__Instructions for the task__: The word to look for is "arrow". Report every line of the entries below that has it.

------------------------------------------------------------------------

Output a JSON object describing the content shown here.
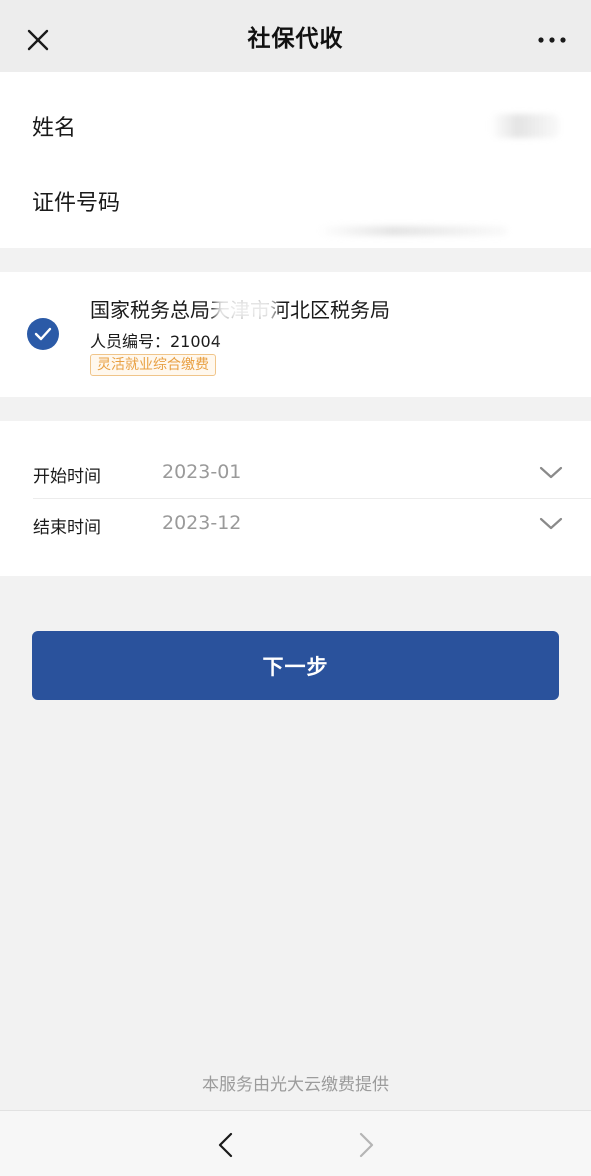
{
  "navbar": {
    "title": "社保代收",
    "close_icon": "close-icon",
    "more_icon": "more-icon"
  },
  "identity": {
    "name_label": "姓名",
    "id_label": "证件号码"
  },
  "bureau": {
    "name": "国家税务总局天津市河北区税务局",
    "person_id": "人员编号：21004",
    "tag": "灵活就业综合缴费",
    "selected": true,
    "check_icon": "check-circle-icon",
    "accent": "#2b5aa7"
  },
  "dates": {
    "start_label": "开始时间",
    "start_value": "2023-01",
    "end_label": "结束时间",
    "end_value": "2023-12",
    "chevron_icon": "chevron-down-icon"
  },
  "actions": {
    "next_label": "下一步",
    "button_color": "#2a529c"
  },
  "footer": {
    "provider": "本服务由光大云缴费提供",
    "back_icon": "back-arrow-icon",
    "forward_icon": "forward-arrow-icon"
  }
}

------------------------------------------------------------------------

__Result__:
    "back_icon": "back-arrow-icon",
    "forward_icon": "forward-arrow-icon"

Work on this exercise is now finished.